We have recorded many achievements.Â I have tried to effect a change of attitude within the staff of the university for people to be more patriotic and more committed to their work.Â Also to retrace our steps back to the traditions of the university system.
I have tried to put in place some of the structures that were initially taken for granted or have been forgotten.Â I have tried to also give the university a face lift physically; if you come into the University of Jos it is not the same as it was before.Â At least there is a semblance of some order and sanity.
We have also taken a major step towards the development of the permanent site. The foundation of the administration/senate building is now completed and I hope that by the time I leave office we would have moved there.Â Once the administration moves there of course that will be major factor in the development of the place.
Not too long ago there were agitations from part time students of the university over their desire to participate in the NYSC scheme. How has the matter been resolved now?
It is a question that has been disturbing a lot of people.Â You see, no university has anything to do with who qualifies for NYSC or who does not.Â We donâ€™t do the mobilization, itâ€™s the NYSC secretariat.Â By the NUC mandate only regular students can be mobilized for youth service.Â In other words, no part time student or sandwich student can go for youth service.
And that is very clear.Â But these students overnight feel that they should be mobilized.Â We told them fine, while we are sympathetic to your cause given your age, there is nothing we can do.Â You need to make an appeal to the NYSC secretariat and it they can do that for you, fine.
I even went to the extent of writing a personal letter two years ago to the NYSC directorate then requesting them to initiate a bill that will make it possible for part time students to also come on board for youth service provided they satisfy the entry requirements because they basically get the same certificate.
That is the best we can do.Â We have nothing to do with the mobilization and so it is not something that we can handle.Â But the students donâ€™t seem to understand that. Despite all efforts to enlighten them, they donâ€™t seem to understand where we are coming from.
Was the issue of non participation in the scheme made clear to the students from the outset?
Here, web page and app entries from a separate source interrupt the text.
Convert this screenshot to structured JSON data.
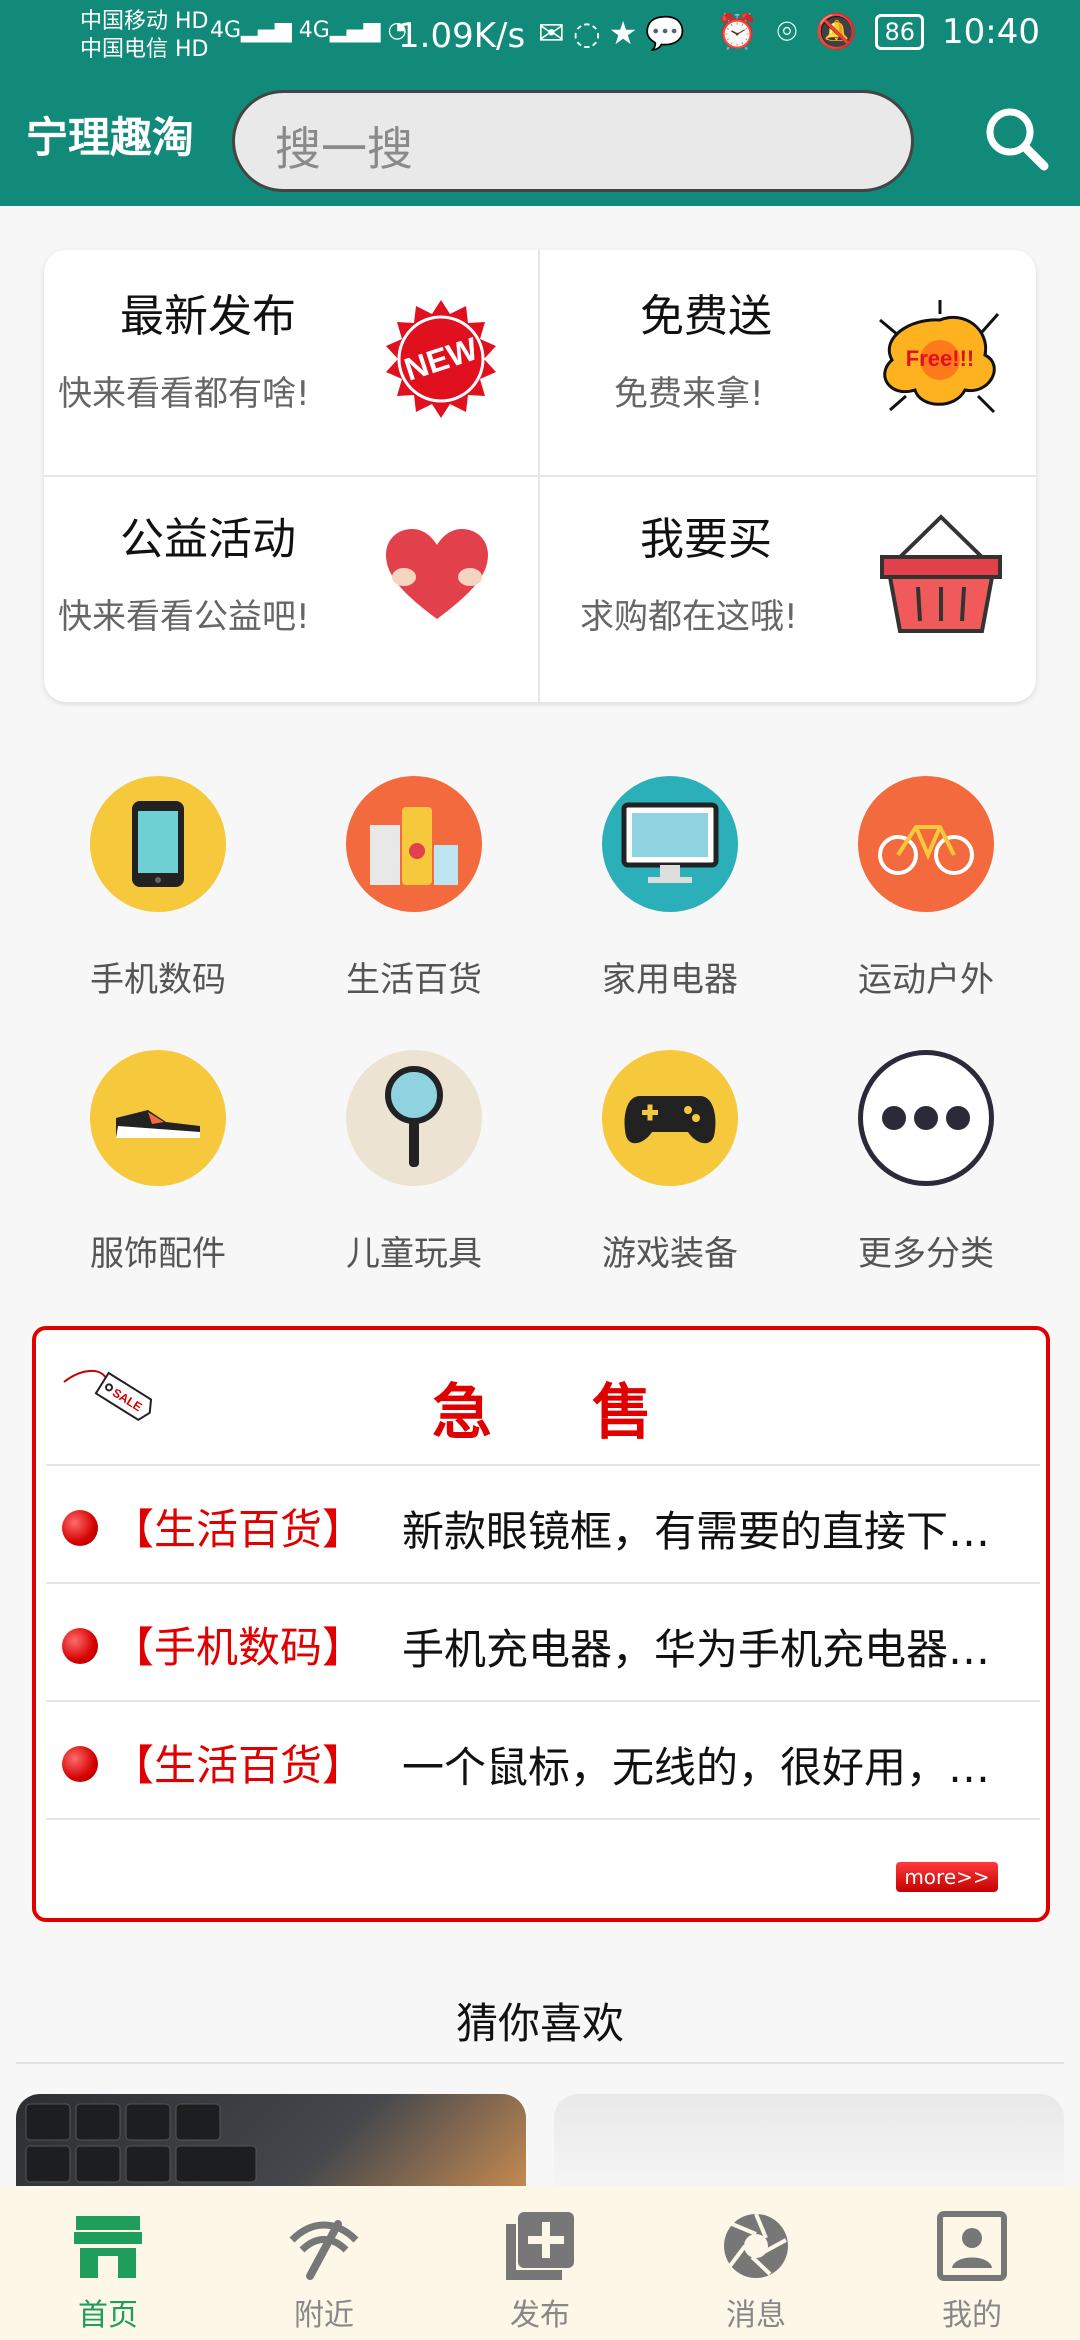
{
  "status_bar": {
    "carrier_1": "中国移动",
    "carrier_2": "中国电信",
    "hd": "HD",
    "net": "4G",
    "speed": "1.09K/s",
    "battery": "86",
    "time": "10:40"
  },
  "header": {
    "app_name": "宁理趣淘",
    "search_placeholder": "搜一搜"
  },
  "features": [
    {
      "title": "最新发布",
      "subtitle": "快来看看都有啥!",
      "icon": "new-badge-icon"
    },
    {
      "title": "免费送",
      "subtitle": "免费来拿!",
      "icon": "free-burst-icon"
    },
    {
      "title": "公益活动",
      "subtitle": "快来看看公益吧!",
      "icon": "heart-hands-icon"
    },
    {
      "title": "我要买",
      "subtitle": "求购都在这哦!",
      "icon": "basket-icon"
    }
  ],
  "categories": [
    {
      "label": "手机数码",
      "icon": "phone-icon",
      "color": "#f6c83b"
    },
    {
      "label": "生活百货",
      "icon": "groceries-icon",
      "color": "#f26a3d"
    },
    {
      "label": "家用电器",
      "icon": "monitor-icon",
      "color": "#2bb0b9"
    },
    {
      "label": "运动户外",
      "icon": "bicycle-icon",
      "color": "#f26a3d"
    },
    {
      "label": "服饰配件",
      "icon": "sneaker-icon",
      "color": "#f6c83b"
    },
    {
      "label": "儿童玩具",
      "icon": "magnifier-icon",
      "color": "#ece3d2"
    },
    {
      "label": "游戏装备",
      "icon": "gamepad-icon",
      "color": "#f6c83b"
    },
    {
      "label": "更多分类",
      "icon": "more-dots-icon",
      "color": "#ffffff"
    }
  ],
  "flash_sale": {
    "title": "急售",
    "items": [
      {
        "category": "【生活百货】",
        "text": "新款眼镜框，有需要的直接下单，价格美丽"
      },
      {
        "category": "【手机数码】",
        "text": "手机充电器，华为手机充电器，九成新"
      },
      {
        "category": "【生活百货】",
        "text": "一个鼠标，无线的，很好用，便宜出"
      }
    ],
    "more_label": "more>>"
  },
  "guess_title": "猜你喜欢",
  "bottom_nav": [
    {
      "label": "首页",
      "icon": "shop-icon",
      "active": true
    },
    {
      "label": "附近",
      "icon": "location-signal-icon",
      "active": false
    },
    {
      "label": "发布",
      "icon": "add-square-icon",
      "active": false
    },
    {
      "label": "消息",
      "icon": "aperture-icon",
      "active": false
    },
    {
      "label": "我的",
      "icon": "profile-card-icon",
      "active": false
    }
  ]
}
This programme right from the beginning was meant for older students who were already working.Â So they donâ€™t need to go for any youth service.Â But over time because of the lack of space in terms of admission, you tend to have a large number of young people who could not gain admission into the regular programmes going into this part time programme.
But it is clear to everybody that this is a part time programme and as long as it is so you canâ€™t go for youth service unless the NYSC mandate is changed.Â We have decided to retrace our steps and go back to the initial focus of the part time programme.Â We are now going to limit it to older people who are working.Â At least it will become very clear that they are not going to be eligible for youth service.
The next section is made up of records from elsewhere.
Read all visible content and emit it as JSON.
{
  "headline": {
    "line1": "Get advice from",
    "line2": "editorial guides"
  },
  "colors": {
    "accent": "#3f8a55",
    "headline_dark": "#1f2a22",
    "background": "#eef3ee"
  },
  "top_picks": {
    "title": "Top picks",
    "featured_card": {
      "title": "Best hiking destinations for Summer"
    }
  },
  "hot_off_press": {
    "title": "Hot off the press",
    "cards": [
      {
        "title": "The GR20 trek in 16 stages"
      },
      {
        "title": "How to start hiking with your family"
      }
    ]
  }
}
How is the university coping with the problem of cultism?
Cultism, I must say, seems to have quieted down a bit.Â When I came on board there were quite a number of cases.Â We decided to take the battle head on.Â I asked the security to compile a list of suspected cultists for me and then I called all those students and invited all the security agencies in the state.
We had a meeting with the students and I told them that we have information that they were actively involved in cultism but if they desist they will be allowed to continue their studies but if they continue we will bring down the law hard on them.Â Because we confronted them directly and took them off-guard, it worked.Â Some of them openly confessed and renounced their membership of the cults. From our monitoring we have confirmed that they have left indeed.
We explained to them that since we know them by name and up to their villages, we can always monitor them anywhere.Â That really scared a lot of them and they changed.Â Iâ€™m not saying that it is completely erased but most of them now operate off campus.Â They donâ€™t come to the campus because if they are caught, they will be expelled summarily.